Data for the task
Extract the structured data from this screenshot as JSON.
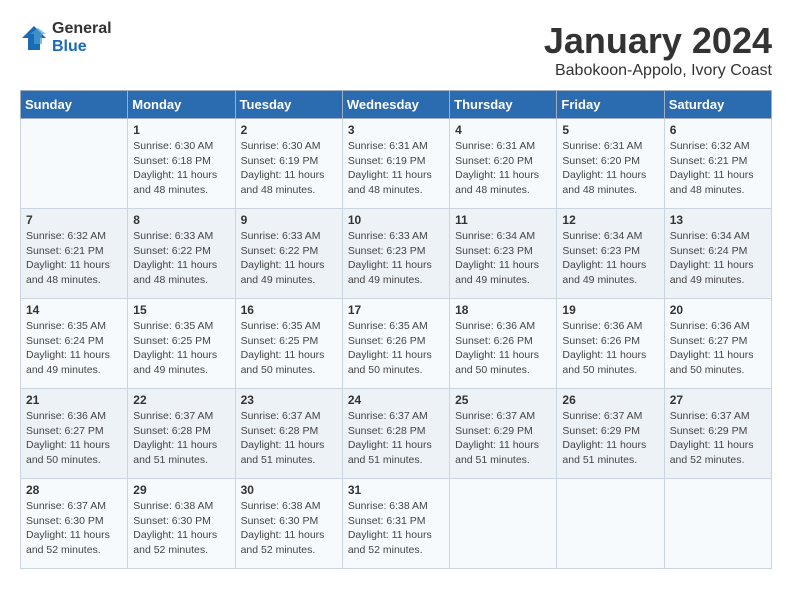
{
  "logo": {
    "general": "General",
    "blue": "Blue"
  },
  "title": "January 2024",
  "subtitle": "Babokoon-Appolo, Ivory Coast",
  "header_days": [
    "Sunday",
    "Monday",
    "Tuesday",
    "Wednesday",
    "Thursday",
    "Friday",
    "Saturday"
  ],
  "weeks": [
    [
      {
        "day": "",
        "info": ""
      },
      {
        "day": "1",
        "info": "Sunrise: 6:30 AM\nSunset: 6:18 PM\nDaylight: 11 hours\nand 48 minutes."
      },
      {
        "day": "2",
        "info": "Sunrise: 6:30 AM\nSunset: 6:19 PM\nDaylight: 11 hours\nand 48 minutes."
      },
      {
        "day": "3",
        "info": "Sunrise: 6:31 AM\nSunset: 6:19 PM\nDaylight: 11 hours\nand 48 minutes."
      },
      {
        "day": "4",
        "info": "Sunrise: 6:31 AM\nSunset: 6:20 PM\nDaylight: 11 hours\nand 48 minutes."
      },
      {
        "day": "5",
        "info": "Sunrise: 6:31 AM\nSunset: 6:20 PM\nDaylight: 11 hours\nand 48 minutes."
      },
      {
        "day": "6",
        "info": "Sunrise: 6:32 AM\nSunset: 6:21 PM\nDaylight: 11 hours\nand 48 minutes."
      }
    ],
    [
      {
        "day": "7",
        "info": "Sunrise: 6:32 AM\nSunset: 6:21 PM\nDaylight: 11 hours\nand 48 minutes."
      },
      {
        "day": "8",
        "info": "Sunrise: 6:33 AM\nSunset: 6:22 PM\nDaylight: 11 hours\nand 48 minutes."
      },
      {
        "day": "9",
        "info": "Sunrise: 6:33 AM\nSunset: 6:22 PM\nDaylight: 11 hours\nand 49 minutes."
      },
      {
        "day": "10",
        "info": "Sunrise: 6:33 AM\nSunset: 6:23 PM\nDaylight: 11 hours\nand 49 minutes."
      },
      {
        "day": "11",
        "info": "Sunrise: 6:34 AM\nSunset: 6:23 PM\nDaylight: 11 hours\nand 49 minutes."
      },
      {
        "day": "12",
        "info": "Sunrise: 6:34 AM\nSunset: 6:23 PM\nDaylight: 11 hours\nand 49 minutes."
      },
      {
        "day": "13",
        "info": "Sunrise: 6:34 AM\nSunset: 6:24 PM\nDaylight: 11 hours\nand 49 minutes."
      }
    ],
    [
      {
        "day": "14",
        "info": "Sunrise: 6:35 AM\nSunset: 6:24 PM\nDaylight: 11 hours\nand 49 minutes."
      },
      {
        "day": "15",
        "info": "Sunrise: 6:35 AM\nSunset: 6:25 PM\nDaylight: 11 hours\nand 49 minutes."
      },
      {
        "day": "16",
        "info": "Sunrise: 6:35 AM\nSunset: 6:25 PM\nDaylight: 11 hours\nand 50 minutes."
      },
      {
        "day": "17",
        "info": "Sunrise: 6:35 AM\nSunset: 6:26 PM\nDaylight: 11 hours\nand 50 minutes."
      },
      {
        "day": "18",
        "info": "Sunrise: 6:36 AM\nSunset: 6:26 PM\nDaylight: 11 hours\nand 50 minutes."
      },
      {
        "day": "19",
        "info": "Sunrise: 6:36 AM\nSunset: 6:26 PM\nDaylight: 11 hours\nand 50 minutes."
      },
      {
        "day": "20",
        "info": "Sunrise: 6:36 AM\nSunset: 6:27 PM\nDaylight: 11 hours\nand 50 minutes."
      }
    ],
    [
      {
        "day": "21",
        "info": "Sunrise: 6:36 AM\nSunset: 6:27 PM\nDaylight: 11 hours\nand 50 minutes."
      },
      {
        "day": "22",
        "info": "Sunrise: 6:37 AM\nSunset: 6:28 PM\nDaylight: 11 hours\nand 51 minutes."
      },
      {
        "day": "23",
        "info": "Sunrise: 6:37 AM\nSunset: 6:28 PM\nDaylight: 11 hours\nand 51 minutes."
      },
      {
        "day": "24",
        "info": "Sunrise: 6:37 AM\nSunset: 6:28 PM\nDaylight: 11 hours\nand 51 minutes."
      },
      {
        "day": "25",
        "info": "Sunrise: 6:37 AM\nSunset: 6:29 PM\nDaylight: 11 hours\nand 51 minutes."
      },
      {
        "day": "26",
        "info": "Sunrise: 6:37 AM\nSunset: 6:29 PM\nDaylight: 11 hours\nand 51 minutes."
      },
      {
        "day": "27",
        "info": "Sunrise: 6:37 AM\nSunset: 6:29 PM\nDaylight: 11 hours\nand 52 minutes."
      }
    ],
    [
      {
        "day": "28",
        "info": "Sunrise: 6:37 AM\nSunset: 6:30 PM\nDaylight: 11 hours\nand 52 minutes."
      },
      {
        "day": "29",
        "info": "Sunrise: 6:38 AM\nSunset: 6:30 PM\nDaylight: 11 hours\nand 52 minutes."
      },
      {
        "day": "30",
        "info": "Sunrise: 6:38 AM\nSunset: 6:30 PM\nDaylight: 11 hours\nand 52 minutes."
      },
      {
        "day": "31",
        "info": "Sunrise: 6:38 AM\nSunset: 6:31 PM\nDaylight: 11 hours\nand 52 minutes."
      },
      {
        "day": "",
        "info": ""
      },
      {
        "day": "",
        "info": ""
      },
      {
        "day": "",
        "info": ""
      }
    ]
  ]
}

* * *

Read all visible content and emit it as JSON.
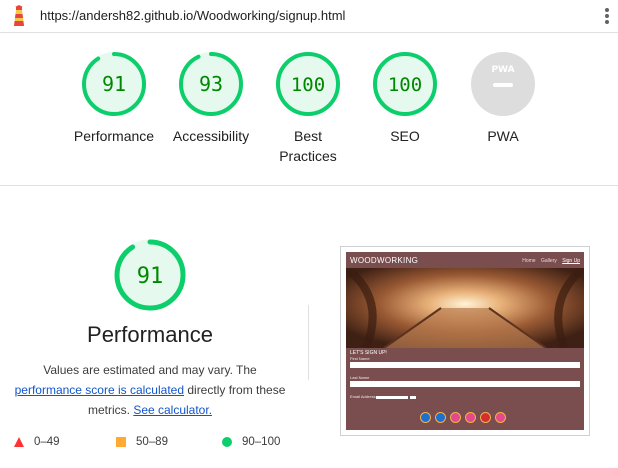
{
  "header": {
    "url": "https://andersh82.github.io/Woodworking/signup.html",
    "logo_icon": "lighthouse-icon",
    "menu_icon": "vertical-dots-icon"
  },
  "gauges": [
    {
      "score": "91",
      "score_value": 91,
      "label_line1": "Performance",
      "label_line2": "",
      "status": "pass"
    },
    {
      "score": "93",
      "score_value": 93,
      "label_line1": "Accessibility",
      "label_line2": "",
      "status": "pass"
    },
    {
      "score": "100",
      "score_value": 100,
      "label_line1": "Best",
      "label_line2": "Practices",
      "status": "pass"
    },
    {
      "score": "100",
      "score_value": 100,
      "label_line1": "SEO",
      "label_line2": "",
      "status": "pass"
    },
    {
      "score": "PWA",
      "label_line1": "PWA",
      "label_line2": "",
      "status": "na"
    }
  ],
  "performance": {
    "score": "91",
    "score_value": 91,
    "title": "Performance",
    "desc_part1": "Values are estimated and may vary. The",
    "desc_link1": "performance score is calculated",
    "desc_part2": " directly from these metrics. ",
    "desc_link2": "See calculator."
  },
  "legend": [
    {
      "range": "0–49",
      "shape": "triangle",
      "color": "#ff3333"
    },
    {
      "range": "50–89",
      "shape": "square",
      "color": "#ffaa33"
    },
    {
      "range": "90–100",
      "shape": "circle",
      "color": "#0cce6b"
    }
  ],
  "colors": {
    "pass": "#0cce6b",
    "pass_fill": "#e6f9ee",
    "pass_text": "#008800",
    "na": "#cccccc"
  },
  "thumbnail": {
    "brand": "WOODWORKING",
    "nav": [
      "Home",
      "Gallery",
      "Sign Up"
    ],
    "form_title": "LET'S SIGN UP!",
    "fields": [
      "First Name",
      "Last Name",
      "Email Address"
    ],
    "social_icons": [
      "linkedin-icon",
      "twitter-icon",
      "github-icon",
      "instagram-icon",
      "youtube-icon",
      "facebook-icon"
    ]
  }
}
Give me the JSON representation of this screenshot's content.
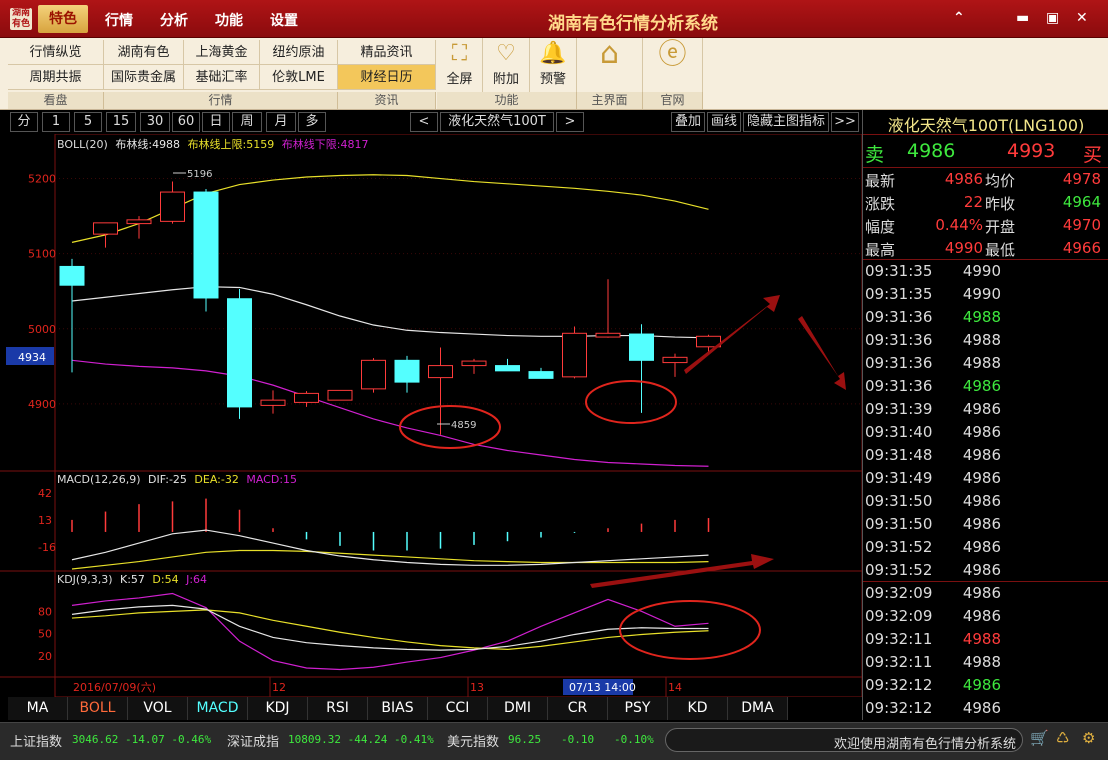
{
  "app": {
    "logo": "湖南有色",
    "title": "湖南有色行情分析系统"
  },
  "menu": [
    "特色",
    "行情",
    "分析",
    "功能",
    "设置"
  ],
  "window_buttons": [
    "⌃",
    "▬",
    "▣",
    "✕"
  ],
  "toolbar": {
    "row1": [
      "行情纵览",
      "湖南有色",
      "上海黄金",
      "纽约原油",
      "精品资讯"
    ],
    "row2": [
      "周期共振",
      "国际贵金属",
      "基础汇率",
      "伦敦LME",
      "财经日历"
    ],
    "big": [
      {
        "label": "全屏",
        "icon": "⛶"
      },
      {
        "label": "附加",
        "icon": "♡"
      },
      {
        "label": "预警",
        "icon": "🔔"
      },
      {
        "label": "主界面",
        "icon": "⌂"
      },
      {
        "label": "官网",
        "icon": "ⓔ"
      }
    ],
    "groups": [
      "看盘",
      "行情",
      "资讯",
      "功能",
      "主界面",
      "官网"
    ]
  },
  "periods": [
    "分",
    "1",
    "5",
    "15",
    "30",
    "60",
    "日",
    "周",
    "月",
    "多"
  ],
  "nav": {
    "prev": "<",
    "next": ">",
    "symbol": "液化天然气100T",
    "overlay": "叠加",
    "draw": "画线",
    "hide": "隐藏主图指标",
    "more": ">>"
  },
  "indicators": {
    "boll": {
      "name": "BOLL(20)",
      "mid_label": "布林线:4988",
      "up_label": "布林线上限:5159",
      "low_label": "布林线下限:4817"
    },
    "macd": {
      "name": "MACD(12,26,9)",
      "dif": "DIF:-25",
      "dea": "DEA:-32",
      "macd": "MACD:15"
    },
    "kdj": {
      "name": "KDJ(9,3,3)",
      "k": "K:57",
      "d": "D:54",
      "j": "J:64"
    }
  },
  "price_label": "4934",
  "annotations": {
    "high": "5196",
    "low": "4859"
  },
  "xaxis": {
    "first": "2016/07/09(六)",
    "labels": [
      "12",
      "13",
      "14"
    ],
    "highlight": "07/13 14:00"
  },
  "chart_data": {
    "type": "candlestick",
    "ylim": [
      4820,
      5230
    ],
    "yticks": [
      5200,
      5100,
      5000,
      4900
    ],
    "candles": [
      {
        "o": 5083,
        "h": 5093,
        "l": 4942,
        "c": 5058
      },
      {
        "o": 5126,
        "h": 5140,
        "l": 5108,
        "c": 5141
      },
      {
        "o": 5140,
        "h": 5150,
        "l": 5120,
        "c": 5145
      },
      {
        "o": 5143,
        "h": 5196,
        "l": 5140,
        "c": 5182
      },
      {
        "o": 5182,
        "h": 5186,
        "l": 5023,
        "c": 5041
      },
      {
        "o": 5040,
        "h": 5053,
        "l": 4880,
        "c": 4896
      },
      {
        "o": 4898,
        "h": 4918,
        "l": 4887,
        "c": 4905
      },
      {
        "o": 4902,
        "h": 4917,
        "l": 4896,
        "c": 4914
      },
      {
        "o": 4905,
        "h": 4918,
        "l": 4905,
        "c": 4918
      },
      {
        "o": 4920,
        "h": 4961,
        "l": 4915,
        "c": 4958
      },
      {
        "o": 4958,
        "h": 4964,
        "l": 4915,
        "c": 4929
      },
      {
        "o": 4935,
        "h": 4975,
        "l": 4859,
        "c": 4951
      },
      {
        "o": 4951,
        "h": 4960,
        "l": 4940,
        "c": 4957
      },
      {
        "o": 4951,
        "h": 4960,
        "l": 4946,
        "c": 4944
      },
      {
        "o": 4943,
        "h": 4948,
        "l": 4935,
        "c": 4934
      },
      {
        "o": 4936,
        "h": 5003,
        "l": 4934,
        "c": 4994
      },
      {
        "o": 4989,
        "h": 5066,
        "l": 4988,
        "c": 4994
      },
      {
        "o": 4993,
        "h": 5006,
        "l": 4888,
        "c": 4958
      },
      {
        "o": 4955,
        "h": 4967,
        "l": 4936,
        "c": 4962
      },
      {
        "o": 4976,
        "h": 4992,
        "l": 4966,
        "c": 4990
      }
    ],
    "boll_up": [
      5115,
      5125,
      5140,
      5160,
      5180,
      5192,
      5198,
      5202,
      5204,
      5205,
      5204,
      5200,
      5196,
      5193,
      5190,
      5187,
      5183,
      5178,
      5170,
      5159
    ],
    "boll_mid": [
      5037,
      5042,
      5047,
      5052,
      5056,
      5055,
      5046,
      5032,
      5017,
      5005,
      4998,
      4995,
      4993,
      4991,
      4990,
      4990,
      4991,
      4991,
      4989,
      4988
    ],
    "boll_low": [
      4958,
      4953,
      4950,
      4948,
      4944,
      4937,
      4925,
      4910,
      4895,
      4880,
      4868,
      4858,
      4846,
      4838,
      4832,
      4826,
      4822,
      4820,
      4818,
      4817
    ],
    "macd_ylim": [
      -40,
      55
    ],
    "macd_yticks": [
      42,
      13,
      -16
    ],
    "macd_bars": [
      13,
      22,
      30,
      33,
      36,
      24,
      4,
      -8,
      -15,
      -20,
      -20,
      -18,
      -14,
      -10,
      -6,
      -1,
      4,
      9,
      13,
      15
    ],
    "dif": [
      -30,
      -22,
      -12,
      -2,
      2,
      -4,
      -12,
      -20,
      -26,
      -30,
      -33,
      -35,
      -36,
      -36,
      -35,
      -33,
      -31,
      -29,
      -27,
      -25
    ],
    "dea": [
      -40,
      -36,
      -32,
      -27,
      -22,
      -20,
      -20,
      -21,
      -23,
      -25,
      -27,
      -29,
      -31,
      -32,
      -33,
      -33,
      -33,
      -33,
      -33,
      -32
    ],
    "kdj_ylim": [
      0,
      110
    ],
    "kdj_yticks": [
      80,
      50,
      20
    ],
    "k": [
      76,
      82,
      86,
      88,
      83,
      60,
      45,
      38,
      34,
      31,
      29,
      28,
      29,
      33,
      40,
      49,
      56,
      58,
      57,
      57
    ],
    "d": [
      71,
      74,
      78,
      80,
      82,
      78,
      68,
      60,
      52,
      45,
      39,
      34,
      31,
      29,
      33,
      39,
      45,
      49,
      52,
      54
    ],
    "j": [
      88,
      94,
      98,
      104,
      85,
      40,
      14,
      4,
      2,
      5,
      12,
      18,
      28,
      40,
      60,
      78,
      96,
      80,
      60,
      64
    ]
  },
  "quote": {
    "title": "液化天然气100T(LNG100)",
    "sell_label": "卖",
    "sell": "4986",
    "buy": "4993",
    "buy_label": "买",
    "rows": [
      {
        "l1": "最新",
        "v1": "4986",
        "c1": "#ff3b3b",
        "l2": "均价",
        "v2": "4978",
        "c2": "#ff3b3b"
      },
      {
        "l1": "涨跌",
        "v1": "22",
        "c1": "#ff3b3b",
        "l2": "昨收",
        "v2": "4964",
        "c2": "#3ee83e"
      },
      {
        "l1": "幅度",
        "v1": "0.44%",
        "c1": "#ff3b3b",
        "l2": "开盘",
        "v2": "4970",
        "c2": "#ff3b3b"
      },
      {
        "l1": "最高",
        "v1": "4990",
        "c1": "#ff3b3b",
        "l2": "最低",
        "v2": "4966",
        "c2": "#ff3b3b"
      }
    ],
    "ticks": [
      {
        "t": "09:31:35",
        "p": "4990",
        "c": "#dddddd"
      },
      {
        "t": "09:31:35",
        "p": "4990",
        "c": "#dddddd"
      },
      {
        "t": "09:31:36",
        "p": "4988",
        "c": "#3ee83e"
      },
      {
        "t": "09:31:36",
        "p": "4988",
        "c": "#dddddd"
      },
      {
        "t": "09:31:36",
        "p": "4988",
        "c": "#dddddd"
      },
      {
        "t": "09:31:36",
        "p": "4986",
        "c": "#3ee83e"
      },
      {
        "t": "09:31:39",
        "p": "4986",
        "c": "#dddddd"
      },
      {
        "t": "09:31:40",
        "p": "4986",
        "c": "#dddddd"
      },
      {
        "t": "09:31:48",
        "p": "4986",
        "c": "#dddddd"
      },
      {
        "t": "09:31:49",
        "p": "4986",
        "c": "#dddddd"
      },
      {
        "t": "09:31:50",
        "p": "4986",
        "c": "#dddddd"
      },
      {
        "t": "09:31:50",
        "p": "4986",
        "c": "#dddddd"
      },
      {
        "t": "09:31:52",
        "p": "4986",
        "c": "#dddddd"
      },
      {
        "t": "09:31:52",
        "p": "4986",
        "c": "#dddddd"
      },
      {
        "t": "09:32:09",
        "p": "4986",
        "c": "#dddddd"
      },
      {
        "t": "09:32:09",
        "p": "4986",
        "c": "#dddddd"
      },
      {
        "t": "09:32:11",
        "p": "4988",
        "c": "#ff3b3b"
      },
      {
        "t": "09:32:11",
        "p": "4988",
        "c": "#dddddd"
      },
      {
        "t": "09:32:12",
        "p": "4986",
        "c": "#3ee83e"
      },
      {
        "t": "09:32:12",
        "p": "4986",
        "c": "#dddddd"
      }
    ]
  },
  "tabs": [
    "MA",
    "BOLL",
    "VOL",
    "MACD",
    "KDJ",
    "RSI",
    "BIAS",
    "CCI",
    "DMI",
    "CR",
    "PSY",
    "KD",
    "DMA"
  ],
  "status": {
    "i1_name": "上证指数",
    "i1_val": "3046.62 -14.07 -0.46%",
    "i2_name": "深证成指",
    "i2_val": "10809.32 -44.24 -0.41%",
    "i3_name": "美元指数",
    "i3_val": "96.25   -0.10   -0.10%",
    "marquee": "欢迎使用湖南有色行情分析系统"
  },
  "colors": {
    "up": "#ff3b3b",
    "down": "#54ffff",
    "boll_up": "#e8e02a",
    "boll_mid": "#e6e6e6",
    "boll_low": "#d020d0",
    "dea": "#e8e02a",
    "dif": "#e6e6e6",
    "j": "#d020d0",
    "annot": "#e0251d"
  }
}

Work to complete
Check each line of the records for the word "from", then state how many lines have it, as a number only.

Result of the task
2